Tags: dorianne laux

Eva: Shadows of the deepest blue

On the Edge - Dorianne Laux

After your mother dies, you will learn to live

on the edge of life, to brace yourself

like she did, one hand on the dashboard,

the other gripping your purse while you drive

through the stop sign, shoulders tense,

eyes clamped shut, waiting for the collision

that doesn’t come. You will learn

to stay up all night knowing she’s gone,

watching the morning open
like an origami swan, the sky

a widening path, a question

you can’t answer. In prison, women

make tattoos from cigarette ash

and shampoo. It’s what they have.

Imagine the fish, gray scales

and black whiskers, growing slowly

up her back, its lips kissing her neck.
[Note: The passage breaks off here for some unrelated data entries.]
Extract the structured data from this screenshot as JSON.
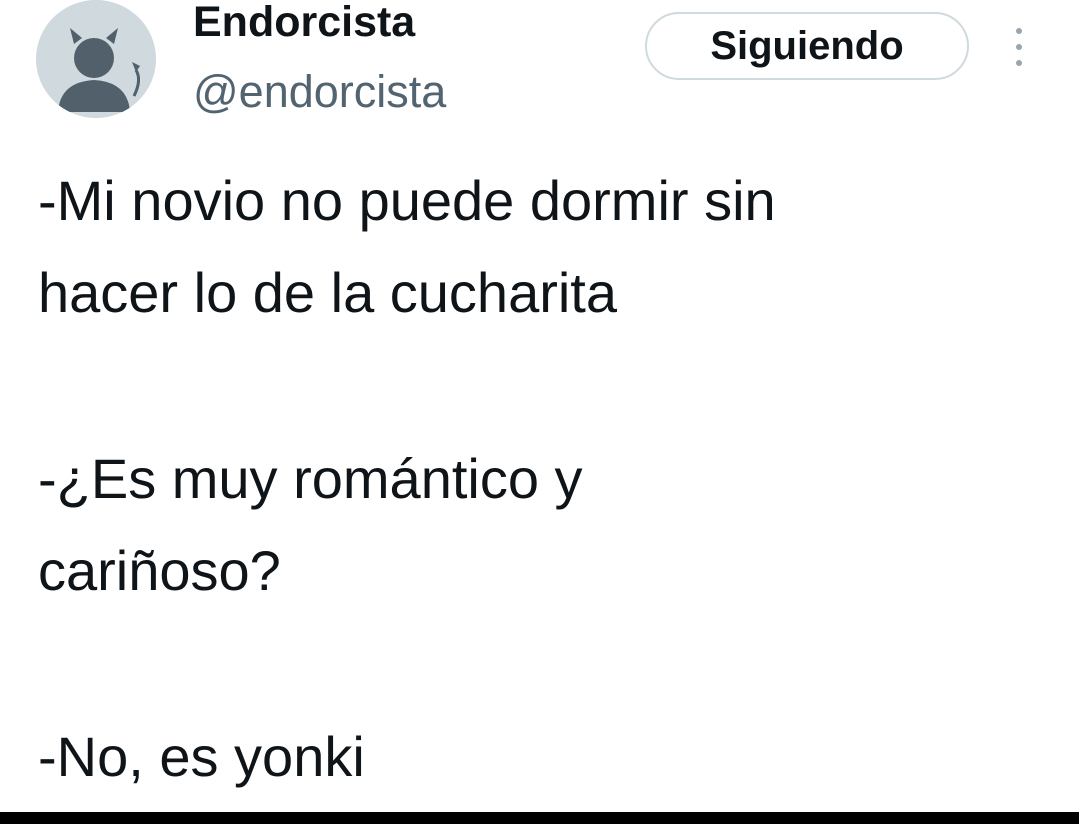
{
  "author": {
    "display_name": "Endorcista",
    "handle": "@endorcista",
    "avatar_icon": "devil-avatar-icon"
  },
  "follow_button": {
    "label": "Siguiendo"
  },
  "more_menu": {
    "icon": "vertical-ellipsis-icon"
  },
  "tweet": {
    "lines": [
      "-Mi novio no puede dormir sin",
      "hacer lo de la cucharita",
      "-¿Es muy romántico y",
      "cariñoso?",
      "-No, es yonki"
    ]
  },
  "colors": {
    "text": "#0f1419",
    "secondary": "#536471",
    "border": "#cfd9de",
    "avatar_bg": "#cfd9de"
  }
}
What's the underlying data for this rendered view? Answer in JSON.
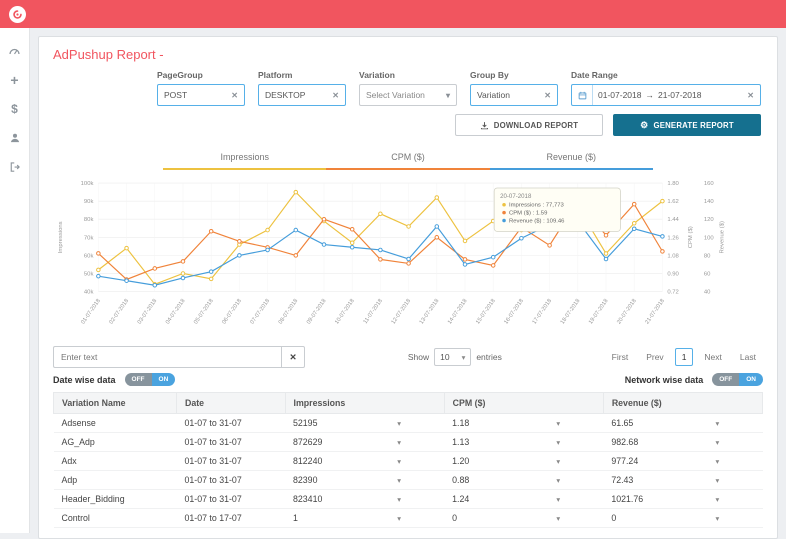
{
  "colors": {
    "brand": "#f1555f",
    "accent": "#56b0e8",
    "teal": "#15708f"
  },
  "icons": {
    "caret_down": "▾",
    "clear": "✕",
    "gear": "⚙"
  },
  "header": {
    "title": "AdPushup Report -"
  },
  "sidebar": {
    "items": [
      "dashboard",
      "add",
      "billing",
      "account",
      "logout"
    ]
  },
  "filters": {
    "pagegroup": {
      "label": "PageGroup",
      "value": "POST"
    },
    "platform": {
      "label": "Platform",
      "value": "DESKTOP"
    },
    "variation": {
      "label": "Variation",
      "value": "Select Variation"
    },
    "groupby": {
      "label": "Group By",
      "value": "Variation"
    },
    "daterange": {
      "label": "Date Range",
      "start": "01-07-2018",
      "arrow": "→",
      "end": "21-07-2018"
    }
  },
  "actions": {
    "download": "DOWNLOAD REPORT",
    "generate": "GENERATE REPORT"
  },
  "tabs": [
    {
      "label": "Impressions",
      "color": "#edc240"
    },
    {
      "label": "CPM ($)",
      "color": "#f0833a"
    },
    {
      "label": "Revenue ($)",
      "color": "#459ddb"
    }
  ],
  "chart_data": {
    "type": "line",
    "x": [
      "01-07-2018",
      "02-07-2018",
      "03-07-2018",
      "04-07-2018",
      "05-07-2018",
      "06-07-2018",
      "07-07-2018",
      "08-07-2018",
      "09-07-2018",
      "10-07-2018",
      "11-07-2018",
      "12-07-2018",
      "13-07-2018",
      "14-07-2018",
      "15-07-2018",
      "16-07-2018",
      "17-07-2018",
      "18-07-2018",
      "19-07-2018",
      "20-07-2018",
      "21-07-2018"
    ],
    "series": [
      {
        "name": "Impressions",
        "axis": "impressions",
        "color": "#edc240",
        "values": [
          52000,
          64000,
          44000,
          50000,
          47000,
          66000,
          74000,
          95000,
          79000,
          67000,
          83000,
          76000,
          92000,
          68000,
          79000,
          74000,
          96000,
          87000,
          61000,
          77773,
          90000
        ]
      },
      {
        "name": "CPM ($)",
        "axis": "cpm",
        "color": "#f0833a",
        "values": [
          1.1,
          0.84,
          0.95,
          1.02,
          1.32,
          1.22,
          1.16,
          1.08,
          1.44,
          1.34,
          1.04,
          1.0,
          1.26,
          1.04,
          0.98,
          1.36,
          1.18,
          1.62,
          1.28,
          1.59,
          1.12
        ]
      },
      {
        "name": "Revenue ($)",
        "axis": "revenue",
        "color": "#459ddb",
        "values": [
          57,
          52,
          47,
          55,
          62,
          80,
          86,
          108,
          92,
          89,
          86,
          76,
          112,
          70,
          78,
          99,
          114,
          118,
          76,
          109.46,
          101
        ]
      }
    ],
    "axes": {
      "impressions": {
        "label": "Impressions",
        "min": 40000,
        "max": 100000,
        "ticks": [
          "100k",
          "90k",
          "80k",
          "70k",
          "60k",
          "50k",
          "40k"
        ]
      },
      "cpm": {
        "label": "CPM ($)",
        "min": 0.72,
        "max": 1.8,
        "ticks": [
          "1.80",
          "1.62",
          "1.44",
          "1.26",
          "1.08",
          "0.90",
          "0.72"
        ]
      },
      "revenue": {
        "label": "Revenue ($)",
        "min": 40,
        "max": 160,
        "ticks": [
          "160",
          "140",
          "120",
          "100",
          "80",
          "60",
          "40"
        ]
      }
    },
    "grid": true,
    "legend_position": "none"
  },
  "tooltip": {
    "date": "20-07-2018",
    "items": [
      {
        "label": "Impressions",
        "value": "77,773",
        "color": "#edc240"
      },
      {
        "label": "CPM ($)",
        "value": "1.59",
        "color": "#f0833a"
      },
      {
        "label": "Revenue ($)",
        "value": "109.46",
        "color": "#459ddb"
      }
    ]
  },
  "table_controls": {
    "search_placeholder": "Enter text",
    "show_label": "Show",
    "entries_value": "10",
    "entries_label": "entries",
    "pagination": [
      "First",
      "Prev",
      "1",
      "Next",
      "Last"
    ],
    "active_page": "1"
  },
  "toggles": {
    "date_wise": {
      "label": "Date wise data",
      "off": "OFF",
      "on": "ON"
    },
    "network_wise": {
      "label": "Network wise data",
      "off": "OFF",
      "on": "ON"
    }
  },
  "table": {
    "columns": [
      "Variation Name",
      "Date",
      "Impressions",
      "CPM ($)",
      "Revenue ($)"
    ],
    "rows": [
      {
        "variation": "Adsense",
        "date": "01-07 to 31-07",
        "impressions": "52195",
        "cpm": "1.18",
        "revenue": "61.65"
      },
      {
        "variation": "AG_Adp",
        "date": "01-07 to 31-07",
        "impressions": "872629",
        "cpm": "1.13",
        "revenue": "982.68"
      },
      {
        "variation": "Adx",
        "date": "01-07 to 31-07",
        "impressions": "812240",
        "cpm": "1.20",
        "revenue": "977.24"
      },
      {
        "variation": "Adp",
        "date": "01-07 to 31-07",
        "impressions": "82390",
        "cpm": "0.88",
        "revenue": "72.43"
      },
      {
        "variation": "Header_Bidding",
        "date": "01-07 to 31-07",
        "impressions": "823410",
        "cpm": "1.24",
        "revenue": "1021.76"
      },
      {
        "variation": "Control",
        "date": "01-07 to 17-07",
        "impressions": "1",
        "cpm": "0",
        "revenue": "0"
      }
    ]
  }
}
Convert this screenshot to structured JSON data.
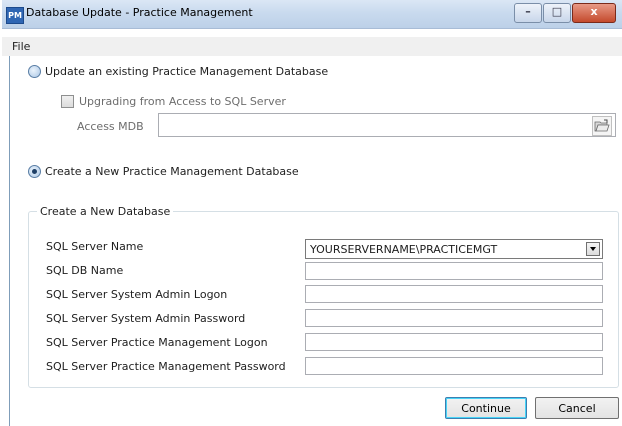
{
  "window": {
    "icon_text": "PM",
    "title": "Database Update - Practice Management",
    "controls": {
      "minimize": "–",
      "maximize": "□",
      "close": "x"
    }
  },
  "menu": {
    "file": "File"
  },
  "existing": {
    "radio_label": "Update an existing Practice Management Database",
    "selected": false,
    "upgrade_checkbox_label": "Upgrading from Access to SQL Server",
    "upgrade_checked": false,
    "access_mdb_label": "Access MDB",
    "access_mdb_value": ""
  },
  "create": {
    "radio_label": "Create a New Practice Management Database",
    "selected": true
  },
  "group": {
    "title": "Create a New Database",
    "fields": {
      "server_name": {
        "label": "SQL Server Name",
        "value": "YOURSERVERNAME\\PRACTICEMGT"
      },
      "db_name": {
        "label": "SQL DB Name",
        "value": ""
      },
      "admin_logon": {
        "label": "SQL Server System Admin Logon",
        "value": ""
      },
      "admin_password": {
        "label": "SQL Server System Admin Password",
        "value": ""
      },
      "pm_logon": {
        "label": "SQL Server Practice Management Logon",
        "value": ""
      },
      "pm_password": {
        "label": "SQL Server Practice Management Password",
        "value": ""
      }
    }
  },
  "buttons": {
    "continue": "Continue",
    "cancel": "Cancel"
  }
}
Imagine the letters of her daughter’s name

a black chain around her wrist.

What is the distance between this moment

and the last? The last visit and the next?

I want my mother back. I want

to hunt her down like the perfect gift,

the one you search for from store to store

until your feet ache, delirious with her scent.

This is the baggage of your life, a sign

of your faith, this staying awake

past exhaustion, this needle in your throat.

Buffy: Hello my life how I've missed you

2am - Dorianne Laux

When I came with you that first time
on the floor of your office, the dirty carpet
under my back, the heel of one foot
propped on your shoulder, I went ahead
and screamed, full-throated, as loud
and as long as my body demanded,
because somewhere, in the back of my mind,
packed in the smallest neurons still capable
of thought, I remembered
we were in a warehouse district
and that no sentient being resided for miles.
Afterwards, when I would unclench
my hands and open my eyes, I looked up.
You were on your knees, your arms
stranded at your sides, so still —
the light from the crooknecked lamp
sculpting each lift and delicate twist,
the lax muscles, the smallest veins
on the backs of your hands. I saw
the ridge of each rib, the blue hollow
pulsing at your throat, all the colors
in your long blunt cut hair which hung
over your face like a raffia curtain
in some south sea island hut.
And as each bright synapse unfurled
and followed its path, I recalled
a story I’d read that explained why women
cry out when they come — that it’s
the call of the conqueror, a siren howl
of possession. So I looked again
and it felt true, your whole body
seemed defeated, owned, having taken on
the aspect of a slave in shackles, the wrists
loosely bound with invisible rope.
And when you finally spoke you didn’t
lift your head but simply moaned the word god
on an exhalation of breath — I knew then
I must be merciful, benevolent,
impossibly kind.